Buying stocks that pay dividends should be a cornerstone strategy of nearly every investor's portfolio. After all, who doesn't like opening up a brokerage account and seeing more cash on hand than the day before?
While dividend paying stocks can be found in nearly every sector, you probably don't immediately think of dividends when you think of investing in biotech stocks. However, I think that Gilead Sciences (NASDAQ:GILD) and Amgen (NASDAQ:AMGN) are two biotech blue chips that are certainly worthy of your consideration for the dividend portion of your portfolio, as both of these companies have stellar financials that should allow them to return cash to shareholders for years to come. But which of these stocks is the better buy today?
To answer that question, let's check up on a few dividend-related metrics for each of these stocks to see if we can find a winner.
Current dividend yield
Any conversation about a dividend-paying stock almost always begins with a look at the current dividend yield. In general, a higher current yield is more preferable to a lower one, as it allows investors to earn a higher immediate cash return on their investment.
Amgen is currently paying out $3.16 per share each year, which based on the current share price gives the company a current yield of 2%, which is slightly higher than the S&P 500's current yield of 1.96%. Gilead, on the other hand, is currently paying out $1.72 per share in dividends, which gives investors a yield around 1.5%.
Free cash flow payout ratio
The free cash flow payout ratio represents the percentage of a company's free cash flow, which is defined as cash from operations minus capital expenditures, that it uses to pay out the dividend. A lower payout ratio is more preferable to a larger one, as a lower ratio indicates that a company has more room to increase the dividend in the future.
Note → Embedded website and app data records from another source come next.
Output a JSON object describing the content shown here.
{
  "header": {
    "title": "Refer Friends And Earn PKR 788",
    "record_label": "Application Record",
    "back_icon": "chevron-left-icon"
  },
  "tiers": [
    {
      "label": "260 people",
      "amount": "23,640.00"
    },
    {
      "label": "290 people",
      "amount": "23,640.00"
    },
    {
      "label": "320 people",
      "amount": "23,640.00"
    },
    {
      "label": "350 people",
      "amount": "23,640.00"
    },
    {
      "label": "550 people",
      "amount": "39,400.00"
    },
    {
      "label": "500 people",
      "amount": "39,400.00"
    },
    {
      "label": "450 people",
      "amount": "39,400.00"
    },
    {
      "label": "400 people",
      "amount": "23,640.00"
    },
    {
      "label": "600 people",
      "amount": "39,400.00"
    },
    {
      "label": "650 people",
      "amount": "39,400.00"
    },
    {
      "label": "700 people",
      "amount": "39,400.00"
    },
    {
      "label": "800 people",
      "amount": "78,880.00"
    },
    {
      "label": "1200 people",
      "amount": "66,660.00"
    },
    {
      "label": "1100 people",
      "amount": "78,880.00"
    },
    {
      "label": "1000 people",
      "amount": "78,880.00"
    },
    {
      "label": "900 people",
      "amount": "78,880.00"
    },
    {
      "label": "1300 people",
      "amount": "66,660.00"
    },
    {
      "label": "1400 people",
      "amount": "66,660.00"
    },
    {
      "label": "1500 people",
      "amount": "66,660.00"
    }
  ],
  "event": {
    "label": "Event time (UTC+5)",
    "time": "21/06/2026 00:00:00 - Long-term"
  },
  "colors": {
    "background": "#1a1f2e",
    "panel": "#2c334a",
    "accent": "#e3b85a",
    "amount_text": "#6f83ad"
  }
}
Amgen will spend around $2.4 billion on dividends this year and generated $7.8 billion in free cash flow last year, giving it a very sustainable payout ratio of 30%. Gilead current dividend should cost about $2.5 billion per year, which when compared to the massive $12.3 billion of free cash flow it generated 2014 is very low 20% payout, which indicates it has plenty of room to further grow its dividend in the coming years.
Dividend history and growth
Investors seeking dividend stocks like to see a long history of steady dividends and in particular should be on the lookout for how the dividend performed during periods of market distress. We don't have a tremendous amount of data to go on here, as Amgen only started paying a dividend in 2011, and Gilead only started earlier this year.
While we don't have any history to look at to access Gilead's dividend growth, Amgen has grown its dividend quickly and has increased it every year, for total growth of more than 182%.
When it comes to evaluating the future returns a stock can offer, no analysis would be complete without talking about valuation. Since both of these companies are big and profitable, using the price-to-earnings ratio, or P/E, is a simple but effective way to gauge the current market valuation. In general, a lower valuation is preferable to a higher one.
At 23, Amgen has a trailing P/E ratio nearly twice as high as Gilead's, and much higher than the S&P 500's trailing ratio of 18. Gilead's P/E ratio of 12 is considerably below the markets, which is far more desirable.
Future growth prospects
Despite their huge size, both of these companies remain firmly in growth mode as they continue to roll out their numerous blockbuster drugs around the world and launch new drugs.
Amgen recently received approval for Repatha in Europe, which was the first of a new class of cholesterol lowering medications to be approved in the world, and could easily hold multi-billion dollar potential. The company recently raised its guidance for the year and is currently expecting to grow earnings by around 11% this year, which is a very respectable growth rate for a company of Amgen's size.
On the other hand Gilead growth has been jaw-dropping recently thanks in large part to the success of its Hepatitis C treatments Sovaldi and Harvoni. When you combine the success of these drugs with Gilead's dominant HIV franchise, Gilead's earnings grew almost 4-fold in 2014. When you add the continued rollout of Sovaldi and Harvoni into other countries like Japan and add in a massive share repurchase program, its no wonder analysts are predicting earnings growth of more than 20% over the coming five years.
And the winner is ...
Both companies appear to be great choices for investors looking to add a little yield to their portfolio, but if I could only pick one it would have to be Gilead. While the company has a lower yield and a shorter history of paying dividends, it sports a lower payout ratio and a better valuation and is predicted to grow earnings much faster over the long term. These factors make me believe that the total return to shareholders will be higher for Gilead over the coming years, making it my choice as the better dividend stock, and one that you should probably consider adding to your watchlist.
Brian Feroldi owns shares of Gilead Sciences. The Motley Fool recommends Gilead Sciences. The Motley Fool owns shares of Gilead Sciences. Try any of our Foolish newsletter services free for 30 days. We Fools may not all hold the same opinions, but we all believe that considering a diverse range of insights makes us better investors. The Motley Fool has a disclosure policy.